In the present case, the Court has already determined that Defendants have failed to demonstrate that 12 C.F.R. § 560.2 is even applicable in this case, so the Court declines to consider whether it completely preempts Plaintiff's state law claim(s). The Court notes that another court in this district has quite recently held that it does not completely preempt similar state law claims, writing in almost exactly this context. Barela v. Downey Savings & Loan Ass'n, F.A., No. CV 09-3757, 2009 WL 2578889, *2-4 (C.D. Cal., Aug. 18, 2009).

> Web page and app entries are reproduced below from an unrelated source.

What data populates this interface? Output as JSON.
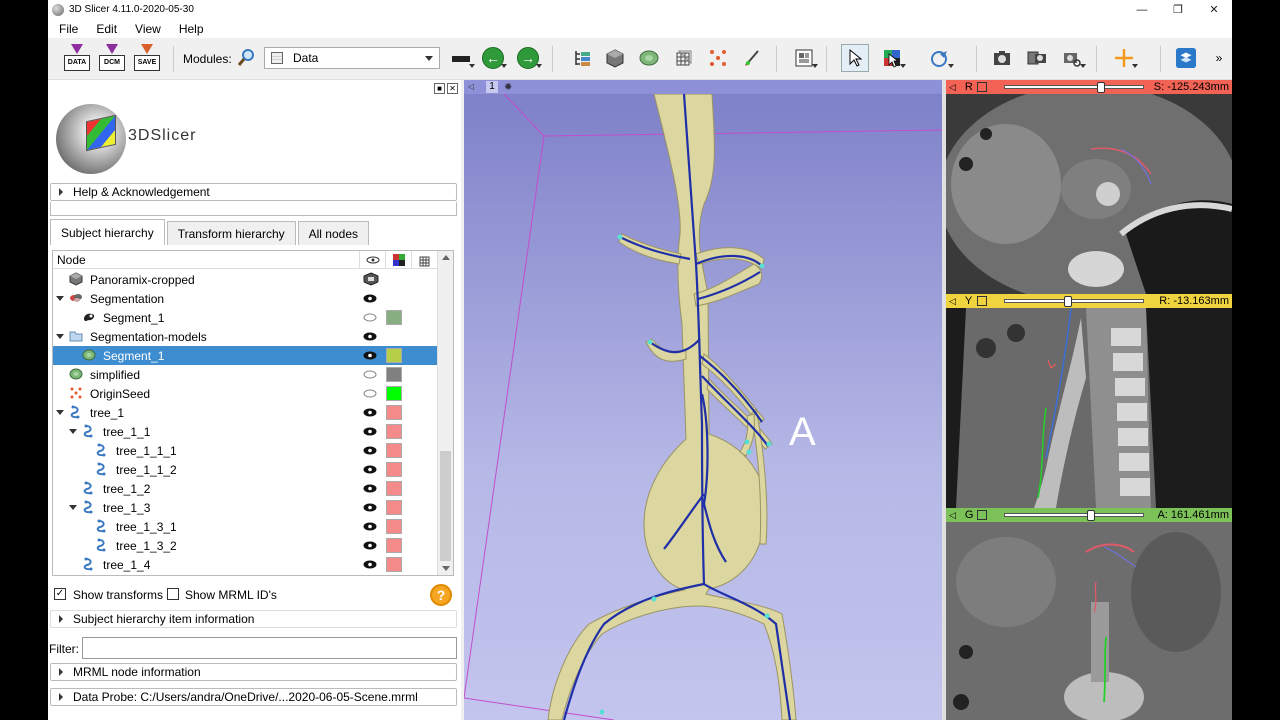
{
  "window": {
    "title": "3D Slicer 4.11.0-2020-05-30",
    "minimize": "—",
    "maximize": "❐",
    "close": "✕"
  },
  "menu": [
    "File",
    "Edit",
    "View",
    "Help"
  ],
  "toolbar": {
    "data_label": "DATA",
    "dcm_label": "DCM",
    "save_label": "SAVE",
    "modules_label": "Modules:",
    "module_selected": "Data",
    "more": "»"
  },
  "panel": {
    "logo_text": "3DSlicer",
    "help_section": "Help & Acknowledgement",
    "tabs": [
      "Subject hierarchy",
      "Transform hierarchy",
      "All nodes"
    ],
    "tree_header": "Node",
    "rows": [
      {
        "label": "Panoramix-cropped",
        "level": 0,
        "expand": "",
        "icon": "volume",
        "eye": "none",
        "color": ""
      },
      {
        "label": "Segmentation",
        "level": 0,
        "expand": "open",
        "icon": "segmentation",
        "eye": "shown",
        "color": ""
      },
      {
        "label": "Segment_1",
        "level": 1,
        "expand": "",
        "icon": "segment",
        "eye": "hidden",
        "color": "#87ae80"
      },
      {
        "label": "Segmentation-models",
        "level": 0,
        "expand": "open",
        "icon": "folder",
        "eye": "shown",
        "color": ""
      },
      {
        "label": "Segment_1",
        "level": 1,
        "expand": "",
        "icon": "model",
        "eye": "shown",
        "color": "#b5cf49",
        "selected": true
      },
      {
        "label": "simplified",
        "level": 0,
        "expand": "",
        "icon": "model",
        "eye": "hidden",
        "color": "#808080"
      },
      {
        "label": "OriginSeed",
        "level": 0,
        "expand": "",
        "icon": "seed",
        "eye": "hidden",
        "color": "#00ff00"
      },
      {
        "label": "tree_1",
        "level": 0,
        "expand": "open",
        "icon": "tree",
        "eye": "shown",
        "color": "#f58a8a"
      },
      {
        "label": "tree_1_1",
        "level": 1,
        "expand": "open",
        "icon": "tree",
        "eye": "shown",
        "color": "#f58a8a"
      },
      {
        "label": "tree_1_1_1",
        "level": 2,
        "expand": "",
        "icon": "tree",
        "eye": "shown",
        "color": "#f58a8a"
      },
      {
        "label": "tree_1_1_2",
        "level": 2,
        "expand": "",
        "icon": "tree",
        "eye": "shown",
        "color": "#f58a8a"
      },
      {
        "label": "tree_1_2",
        "level": 1,
        "expand": "",
        "icon": "tree",
        "eye": "shown",
        "color": "#f58a8a"
      },
      {
        "label": "tree_1_3",
        "level": 1,
        "expand": "open",
        "icon": "tree",
        "eye": "shown",
        "color": "#f58a8a"
      },
      {
        "label": "tree_1_3_1",
        "level": 2,
        "expand": "",
        "icon": "tree",
        "eye": "shown",
        "color": "#f58a8a"
      },
      {
        "label": "tree_1_3_2",
        "level": 2,
        "expand": "",
        "icon": "tree",
        "eye": "shown",
        "color": "#f58a8a"
      },
      {
        "label": "tree_1_4",
        "level": 1,
        "expand": "",
        "icon": "tree",
        "eye": "shown",
        "color": "#f58a8a"
      }
    ],
    "show_transforms": "Show transforms",
    "show_transforms_checked": true,
    "show_mrml_ids": "Show MRML ID's",
    "show_mrml_ids_checked": false,
    "check_mark": "✓",
    "help_glyph": "?",
    "item_info": "Subject hierarchy item information",
    "filter_label": "Filter:",
    "filter_value": "",
    "mrml_info": "MRML node information",
    "data_probe": "Data Probe: C:/Users/andra/OneDrive/...2020-06-05-Scene.mrml"
  },
  "view3d": {
    "number": "1",
    "annotation": "A"
  },
  "slices": [
    {
      "axis": "R",
      "offset": "S: -125.243mm",
      "bar_color": "#f26255",
      "slider_fraction": 0.7
    },
    {
      "axis": "Y",
      "offset": "R: -13.163mm",
      "bar_color": "#efd43f",
      "slider_fraction": 0.45
    },
    {
      "axis": "G",
      "offset": "A: 161.461mm",
      "bar_color": "#7dc159",
      "slider_fraction": 0.62
    }
  ]
}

Finally, to the extent Defendants are attempting to argue it, the Court also finds that TILA does not completely preempt state law claims. That is because it does not provide the exclusive cause of action, which is "the dispositive question." Beneficial Nat'l Bank, 539 U.S. at 9; Hall, 476 F.3d at 688. By contrast, TILA has a savings clause stating that it preempts state law only if the state law is inconsistent with TILA. See 15 U.S.C. § 1610(b); Barela, 2009 WL 2578889 at *4 (finding TILA does not completely preempt state law claims). See also In re Nos Commc'ns, MDL No. 1357, 495 F.3d 1052, 1058 (9th Cir.2007) ("A savings clause [in this case, a very broad one] is fundamentally incompatible with complete field preemption ...."). Thus, because TILA does not completely preempt Plaintiff's state law claims, they are not "in reality based on federal law" (Beneficial Nat'l Bank, 539 U.S. at 8) sufficient to confer removal jurisdiction on this Court.
Defendants have not met their burden of showing this Court possesses subject matter jurisdiction over this matter, and this action is REMANDED to The Superior Court of the State of California in and for the County of Los Angeles -- Southeast Division. Pending motions are moot and all hearing dates are removed from the Court's calender.
IT IS SO ORDERED.